Doctors Jeffrey D. Hirsch, David Eisenman, and Richard Vincent conducted a study which utilized additive manufacturing to produce prosthetic ossicles, the tiny bones in the inner ear which can become damaged due to trauma or infection, resulting in hearing loss which requires surgery to repair. Currently, surgeries to create and implant ossicular prostheses has a relatively high failure rate, with successful procedures accounting for only 55 to 75 percent of operations conducted.
The ossicular bones are about the size of a grain of rice, and several factors make finding the right fit, as well as maintaining the stability and functionality of the implant post-surgery, a tenuous prospect. One problem that 3-D printing may be able to quell is the change in inner-ear structure in the time between a pre-operative CT scan and the day of surgery. Because the characteristics of the ear bone often change as the result of infection or trauma, an implant created before the day of surgery may not fit quite as soundly as it appeared that it would when the CT scan was conducted. The relative immediacy of 3D printing a prosthetic based on images taken during the surgery is thought to increase the chance that an implant remains viable post-operation.

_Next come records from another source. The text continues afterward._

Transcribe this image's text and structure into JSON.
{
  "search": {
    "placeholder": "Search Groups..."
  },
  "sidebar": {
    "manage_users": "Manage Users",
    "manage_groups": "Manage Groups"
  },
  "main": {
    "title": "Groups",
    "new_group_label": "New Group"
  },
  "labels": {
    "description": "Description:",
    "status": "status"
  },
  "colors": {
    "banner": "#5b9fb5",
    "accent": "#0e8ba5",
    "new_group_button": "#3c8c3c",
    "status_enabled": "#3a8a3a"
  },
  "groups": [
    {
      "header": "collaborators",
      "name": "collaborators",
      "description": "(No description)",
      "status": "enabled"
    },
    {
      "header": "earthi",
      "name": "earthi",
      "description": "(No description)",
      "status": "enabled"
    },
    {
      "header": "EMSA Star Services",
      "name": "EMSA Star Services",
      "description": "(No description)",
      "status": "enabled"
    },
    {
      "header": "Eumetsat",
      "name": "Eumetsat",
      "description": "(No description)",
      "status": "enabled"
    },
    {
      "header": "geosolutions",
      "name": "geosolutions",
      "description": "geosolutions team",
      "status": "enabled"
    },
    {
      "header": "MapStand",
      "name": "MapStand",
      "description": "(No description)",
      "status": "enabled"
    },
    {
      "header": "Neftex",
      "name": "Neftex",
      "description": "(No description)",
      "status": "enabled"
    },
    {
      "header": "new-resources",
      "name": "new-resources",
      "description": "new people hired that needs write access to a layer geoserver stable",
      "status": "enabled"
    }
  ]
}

While 3D printing of ossicular implants has been used to afford students practice conducting surgeries, the research project done by the team of Maryland researchers was the first of its kind. Though cadavers, not live patients, were used to conduct the study, each of the implants created with additive manufacturing was considered to be a “snap fit”, according to Hirsch. He added that, should implants be impregnated with stem cells, the artificial ossicles could become even more likely to produce sound for longer periods in recipient patients.